Campagnolo gran sport dating sx66 updating
When Herse began to offer complete bicycles in 1940, his cranks were available only on his bikes.
If you wanted a René Herse crank, you had to buy a René Herse bike.
When Campagnolo offered his first cranks in 1958 (above, 1965 version shown), Campagnolo used five arms for the spider instead of Herse’s three arms.
Perhaps he thought that racers needed more support for the chainrings?
This precluded a more widespread adoption of this great design.
Starting in the late 1940s, Tullio Campagnolo adopted a number of cyclotouring components for racing.
In the 1970s, Campagnolo began offering a factory-made version of this design.
The Campagnolo triple appears to have been the first production crank with two different bolt-circle diameters.
(Campagnolo famously bought two Nivex derailleurs from Alex Singer the year before he introduced the Gran Sport.
You can read article on the development of the Gran Sport here.) The Gran Sport was so successful that it set the mold for all modern derailleurs.
Even Shimano’s electronic Di2 rear derailleur can trace its ancestry directly to the Gran Sport.
For decades, most component makers copied Campagnolo, sometimes with small modifications.

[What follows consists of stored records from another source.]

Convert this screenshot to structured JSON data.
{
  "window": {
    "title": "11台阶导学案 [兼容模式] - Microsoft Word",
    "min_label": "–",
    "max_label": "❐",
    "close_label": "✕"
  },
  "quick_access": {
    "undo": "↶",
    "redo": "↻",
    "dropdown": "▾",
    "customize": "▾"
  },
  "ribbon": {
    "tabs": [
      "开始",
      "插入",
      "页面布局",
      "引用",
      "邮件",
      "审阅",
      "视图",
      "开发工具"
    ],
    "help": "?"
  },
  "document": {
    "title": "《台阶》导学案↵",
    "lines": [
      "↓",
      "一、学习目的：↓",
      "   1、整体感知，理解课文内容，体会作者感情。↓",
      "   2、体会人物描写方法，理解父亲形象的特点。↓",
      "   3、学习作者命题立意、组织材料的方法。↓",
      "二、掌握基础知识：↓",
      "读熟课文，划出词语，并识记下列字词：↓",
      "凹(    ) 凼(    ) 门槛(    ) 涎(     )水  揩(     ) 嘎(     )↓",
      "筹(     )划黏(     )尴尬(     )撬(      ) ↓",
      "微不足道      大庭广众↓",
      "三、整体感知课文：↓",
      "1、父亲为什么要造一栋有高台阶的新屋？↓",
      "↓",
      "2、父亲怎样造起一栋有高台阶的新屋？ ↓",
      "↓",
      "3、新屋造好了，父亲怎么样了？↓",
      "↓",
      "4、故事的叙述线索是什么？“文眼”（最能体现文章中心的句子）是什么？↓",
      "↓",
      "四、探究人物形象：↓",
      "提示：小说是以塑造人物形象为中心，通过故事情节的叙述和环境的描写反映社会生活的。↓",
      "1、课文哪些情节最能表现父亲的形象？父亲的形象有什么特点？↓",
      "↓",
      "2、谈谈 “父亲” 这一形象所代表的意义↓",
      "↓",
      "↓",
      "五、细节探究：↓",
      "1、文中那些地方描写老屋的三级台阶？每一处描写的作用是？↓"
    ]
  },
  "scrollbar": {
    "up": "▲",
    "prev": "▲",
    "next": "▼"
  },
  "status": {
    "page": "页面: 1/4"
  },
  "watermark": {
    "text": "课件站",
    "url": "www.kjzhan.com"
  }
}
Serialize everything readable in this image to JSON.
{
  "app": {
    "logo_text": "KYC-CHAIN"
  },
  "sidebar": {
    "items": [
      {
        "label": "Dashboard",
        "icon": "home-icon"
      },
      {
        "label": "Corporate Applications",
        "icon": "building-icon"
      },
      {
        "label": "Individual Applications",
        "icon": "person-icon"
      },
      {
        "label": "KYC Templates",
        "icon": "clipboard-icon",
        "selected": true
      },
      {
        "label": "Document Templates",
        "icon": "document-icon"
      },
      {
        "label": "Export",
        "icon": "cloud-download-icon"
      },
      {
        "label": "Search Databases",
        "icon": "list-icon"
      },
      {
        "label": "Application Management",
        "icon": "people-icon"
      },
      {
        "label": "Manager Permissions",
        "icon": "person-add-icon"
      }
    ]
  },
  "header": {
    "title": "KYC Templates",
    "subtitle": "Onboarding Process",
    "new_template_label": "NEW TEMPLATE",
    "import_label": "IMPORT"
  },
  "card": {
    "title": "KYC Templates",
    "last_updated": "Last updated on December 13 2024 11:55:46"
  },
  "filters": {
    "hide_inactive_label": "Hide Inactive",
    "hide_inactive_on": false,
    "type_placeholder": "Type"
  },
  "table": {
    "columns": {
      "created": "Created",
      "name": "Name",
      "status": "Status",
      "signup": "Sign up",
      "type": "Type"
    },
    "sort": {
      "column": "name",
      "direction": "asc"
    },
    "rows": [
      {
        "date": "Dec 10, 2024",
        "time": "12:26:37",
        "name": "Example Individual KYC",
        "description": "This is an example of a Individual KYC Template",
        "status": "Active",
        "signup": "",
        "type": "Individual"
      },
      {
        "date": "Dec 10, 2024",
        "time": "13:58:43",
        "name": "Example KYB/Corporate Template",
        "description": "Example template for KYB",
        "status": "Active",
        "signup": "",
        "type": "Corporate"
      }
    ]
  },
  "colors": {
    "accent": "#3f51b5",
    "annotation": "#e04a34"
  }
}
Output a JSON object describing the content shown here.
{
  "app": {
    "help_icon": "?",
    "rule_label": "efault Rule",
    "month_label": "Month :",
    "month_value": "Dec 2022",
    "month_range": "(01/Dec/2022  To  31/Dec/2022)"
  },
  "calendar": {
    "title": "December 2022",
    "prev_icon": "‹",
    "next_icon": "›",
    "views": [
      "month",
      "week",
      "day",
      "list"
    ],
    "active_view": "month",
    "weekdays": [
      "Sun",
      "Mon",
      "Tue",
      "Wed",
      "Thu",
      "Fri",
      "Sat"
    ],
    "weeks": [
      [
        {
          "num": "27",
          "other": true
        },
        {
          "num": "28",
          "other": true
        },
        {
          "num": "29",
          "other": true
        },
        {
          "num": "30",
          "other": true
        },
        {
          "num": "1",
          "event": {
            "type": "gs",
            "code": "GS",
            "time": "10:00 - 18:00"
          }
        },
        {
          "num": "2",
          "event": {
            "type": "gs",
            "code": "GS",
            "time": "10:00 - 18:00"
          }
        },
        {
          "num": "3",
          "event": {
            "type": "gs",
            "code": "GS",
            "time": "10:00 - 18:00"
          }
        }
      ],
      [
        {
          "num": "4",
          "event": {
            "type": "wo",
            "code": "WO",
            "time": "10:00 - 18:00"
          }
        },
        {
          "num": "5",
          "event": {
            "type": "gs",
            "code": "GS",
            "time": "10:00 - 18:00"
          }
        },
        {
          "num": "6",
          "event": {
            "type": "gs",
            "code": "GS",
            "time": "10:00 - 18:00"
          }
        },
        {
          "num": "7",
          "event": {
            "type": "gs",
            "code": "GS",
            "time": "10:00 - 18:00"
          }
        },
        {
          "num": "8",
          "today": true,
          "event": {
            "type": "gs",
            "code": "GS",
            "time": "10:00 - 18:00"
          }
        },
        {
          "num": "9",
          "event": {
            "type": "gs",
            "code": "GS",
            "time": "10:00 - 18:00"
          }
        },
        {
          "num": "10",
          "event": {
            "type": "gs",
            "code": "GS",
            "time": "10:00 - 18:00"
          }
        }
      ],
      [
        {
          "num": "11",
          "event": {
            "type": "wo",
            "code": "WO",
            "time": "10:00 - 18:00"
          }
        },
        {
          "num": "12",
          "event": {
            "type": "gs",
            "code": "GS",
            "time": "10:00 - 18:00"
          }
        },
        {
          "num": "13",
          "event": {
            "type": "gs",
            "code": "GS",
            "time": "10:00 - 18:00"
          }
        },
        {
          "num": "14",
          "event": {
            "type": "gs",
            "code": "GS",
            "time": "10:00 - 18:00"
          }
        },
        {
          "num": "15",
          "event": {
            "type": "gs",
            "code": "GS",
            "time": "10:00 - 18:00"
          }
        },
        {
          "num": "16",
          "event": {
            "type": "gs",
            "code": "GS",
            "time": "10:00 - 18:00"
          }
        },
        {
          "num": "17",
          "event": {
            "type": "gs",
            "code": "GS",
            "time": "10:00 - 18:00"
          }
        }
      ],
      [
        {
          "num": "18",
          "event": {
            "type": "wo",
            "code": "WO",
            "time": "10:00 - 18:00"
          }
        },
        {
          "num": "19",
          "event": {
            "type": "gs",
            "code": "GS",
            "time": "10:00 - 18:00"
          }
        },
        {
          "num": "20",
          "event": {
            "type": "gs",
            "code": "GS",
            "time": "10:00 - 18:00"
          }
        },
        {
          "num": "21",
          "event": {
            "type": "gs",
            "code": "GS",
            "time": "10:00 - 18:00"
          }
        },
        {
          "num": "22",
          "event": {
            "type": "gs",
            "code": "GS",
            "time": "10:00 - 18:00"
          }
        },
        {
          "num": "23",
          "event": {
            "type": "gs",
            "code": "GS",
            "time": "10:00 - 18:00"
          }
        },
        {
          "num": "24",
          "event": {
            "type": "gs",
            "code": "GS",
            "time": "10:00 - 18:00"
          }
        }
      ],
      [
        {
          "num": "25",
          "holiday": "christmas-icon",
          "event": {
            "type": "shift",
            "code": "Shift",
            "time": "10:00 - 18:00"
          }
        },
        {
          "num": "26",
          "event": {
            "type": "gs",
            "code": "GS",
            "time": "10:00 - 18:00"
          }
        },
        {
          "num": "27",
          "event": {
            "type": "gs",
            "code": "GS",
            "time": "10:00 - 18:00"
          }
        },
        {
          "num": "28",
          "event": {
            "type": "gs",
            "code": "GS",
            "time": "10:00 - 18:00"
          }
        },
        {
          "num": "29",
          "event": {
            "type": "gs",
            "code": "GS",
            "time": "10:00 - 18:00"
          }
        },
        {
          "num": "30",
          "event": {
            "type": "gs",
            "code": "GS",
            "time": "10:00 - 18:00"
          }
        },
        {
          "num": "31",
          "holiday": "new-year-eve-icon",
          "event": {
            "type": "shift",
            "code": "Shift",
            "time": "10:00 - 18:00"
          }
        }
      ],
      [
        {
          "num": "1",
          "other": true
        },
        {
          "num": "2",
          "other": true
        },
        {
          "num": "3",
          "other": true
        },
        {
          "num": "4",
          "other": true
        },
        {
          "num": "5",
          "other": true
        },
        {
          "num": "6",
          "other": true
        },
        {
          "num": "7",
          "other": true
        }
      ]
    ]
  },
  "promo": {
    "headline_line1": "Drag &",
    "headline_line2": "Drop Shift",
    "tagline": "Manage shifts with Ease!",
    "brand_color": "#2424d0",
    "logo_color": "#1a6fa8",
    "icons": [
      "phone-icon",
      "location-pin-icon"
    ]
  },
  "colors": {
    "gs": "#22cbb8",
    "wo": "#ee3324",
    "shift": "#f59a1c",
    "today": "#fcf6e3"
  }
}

Shimano’s cranks used a 130 mm bolt-circle diameter that allowed using chainrings down to 38 teeth.